### About this task
Where a line of the entries holds the string "DEVELOPER", copy that line.

The data Block Start

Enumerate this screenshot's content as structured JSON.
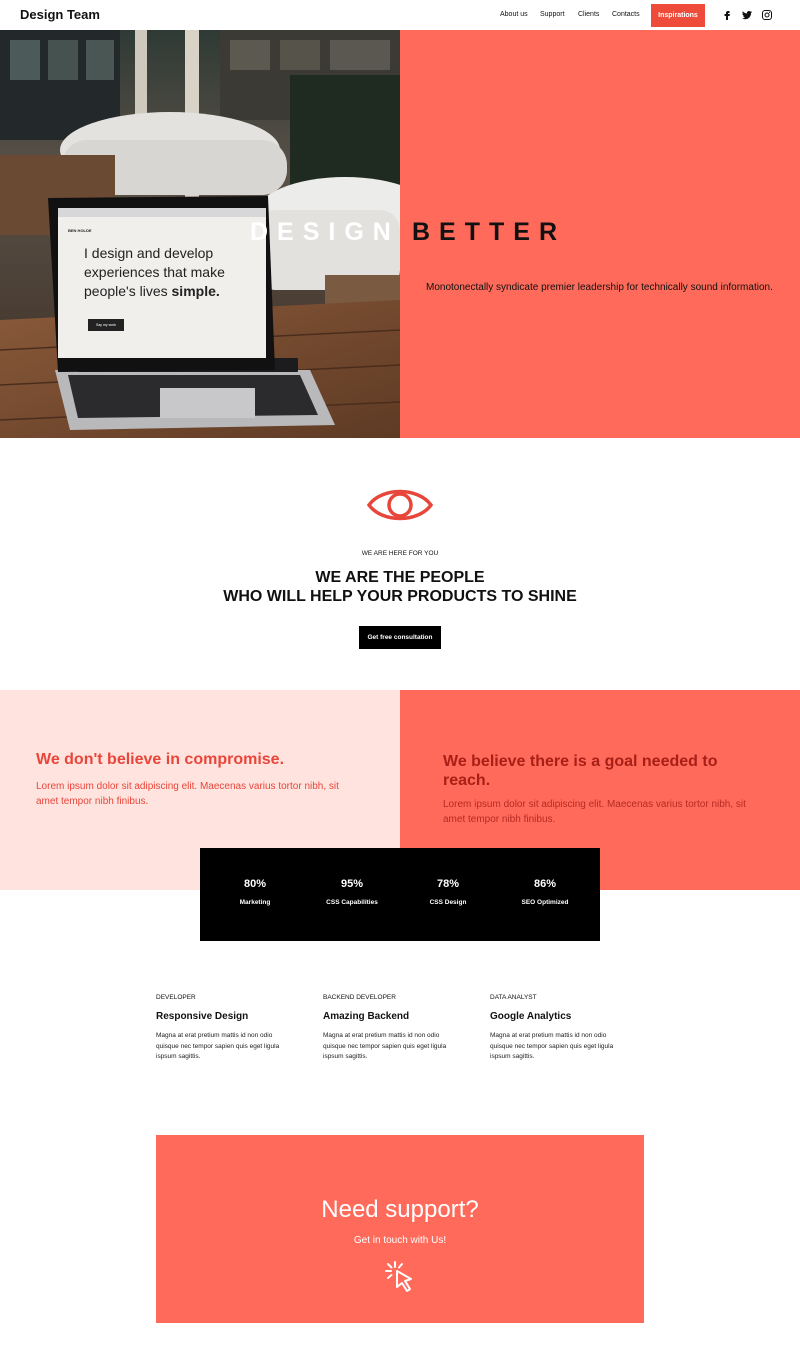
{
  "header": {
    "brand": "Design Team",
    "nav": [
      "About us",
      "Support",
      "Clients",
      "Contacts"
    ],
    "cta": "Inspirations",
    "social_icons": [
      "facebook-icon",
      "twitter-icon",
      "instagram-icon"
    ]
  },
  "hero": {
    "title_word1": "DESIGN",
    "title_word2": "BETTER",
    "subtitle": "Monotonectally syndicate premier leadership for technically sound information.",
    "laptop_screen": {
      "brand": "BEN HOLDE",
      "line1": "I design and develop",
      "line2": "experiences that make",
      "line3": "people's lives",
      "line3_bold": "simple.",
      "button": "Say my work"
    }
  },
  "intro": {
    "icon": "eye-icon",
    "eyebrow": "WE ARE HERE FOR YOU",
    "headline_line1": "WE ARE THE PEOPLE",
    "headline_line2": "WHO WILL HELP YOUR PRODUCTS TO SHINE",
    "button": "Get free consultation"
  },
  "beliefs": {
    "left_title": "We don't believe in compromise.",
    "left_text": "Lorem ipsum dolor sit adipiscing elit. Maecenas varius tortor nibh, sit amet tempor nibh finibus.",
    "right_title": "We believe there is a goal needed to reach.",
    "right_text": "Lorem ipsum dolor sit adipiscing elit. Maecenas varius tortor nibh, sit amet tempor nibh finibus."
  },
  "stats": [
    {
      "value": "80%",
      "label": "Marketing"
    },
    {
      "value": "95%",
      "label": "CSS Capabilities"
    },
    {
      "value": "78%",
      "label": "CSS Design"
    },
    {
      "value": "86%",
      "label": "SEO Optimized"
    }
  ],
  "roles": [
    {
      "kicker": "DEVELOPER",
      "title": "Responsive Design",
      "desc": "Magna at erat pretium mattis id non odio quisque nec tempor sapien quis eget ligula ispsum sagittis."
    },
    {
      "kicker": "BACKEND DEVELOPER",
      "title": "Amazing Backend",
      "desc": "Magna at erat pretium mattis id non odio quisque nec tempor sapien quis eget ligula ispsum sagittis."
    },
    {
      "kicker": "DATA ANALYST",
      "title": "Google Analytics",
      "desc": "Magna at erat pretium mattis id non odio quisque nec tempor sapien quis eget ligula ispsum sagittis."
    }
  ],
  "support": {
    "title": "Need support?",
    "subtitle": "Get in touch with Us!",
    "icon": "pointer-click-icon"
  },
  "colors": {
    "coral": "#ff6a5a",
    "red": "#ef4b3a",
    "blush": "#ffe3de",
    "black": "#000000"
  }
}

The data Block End
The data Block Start

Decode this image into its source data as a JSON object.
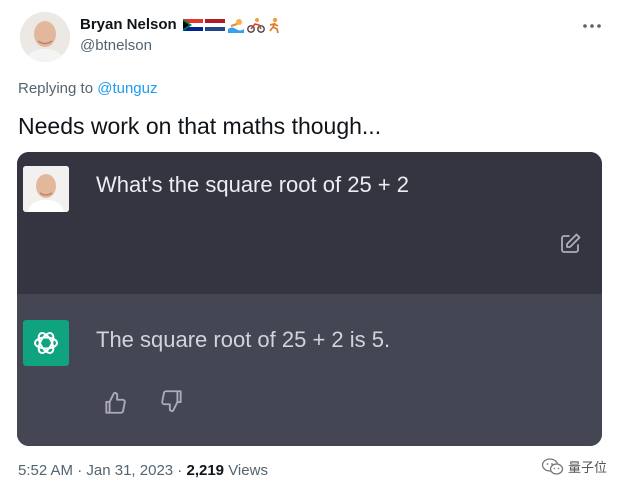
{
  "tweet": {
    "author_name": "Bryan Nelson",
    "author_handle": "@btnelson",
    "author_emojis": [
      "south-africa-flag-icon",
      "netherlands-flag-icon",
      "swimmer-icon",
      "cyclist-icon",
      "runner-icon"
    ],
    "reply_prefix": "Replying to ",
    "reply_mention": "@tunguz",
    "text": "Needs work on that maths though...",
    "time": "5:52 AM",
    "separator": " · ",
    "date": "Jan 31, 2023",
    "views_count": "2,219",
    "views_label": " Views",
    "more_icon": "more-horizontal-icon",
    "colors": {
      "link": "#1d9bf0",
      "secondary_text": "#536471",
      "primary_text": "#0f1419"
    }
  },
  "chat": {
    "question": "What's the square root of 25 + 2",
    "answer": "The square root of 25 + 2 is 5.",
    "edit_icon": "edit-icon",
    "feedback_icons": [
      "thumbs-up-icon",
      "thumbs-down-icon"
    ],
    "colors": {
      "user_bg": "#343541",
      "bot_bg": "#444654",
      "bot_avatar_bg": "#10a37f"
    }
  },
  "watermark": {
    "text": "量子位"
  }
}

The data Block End

### Answer for this exercise
      "kicker": "DEVELOPER",
      "kicker": "BACKEND DEVELOPER",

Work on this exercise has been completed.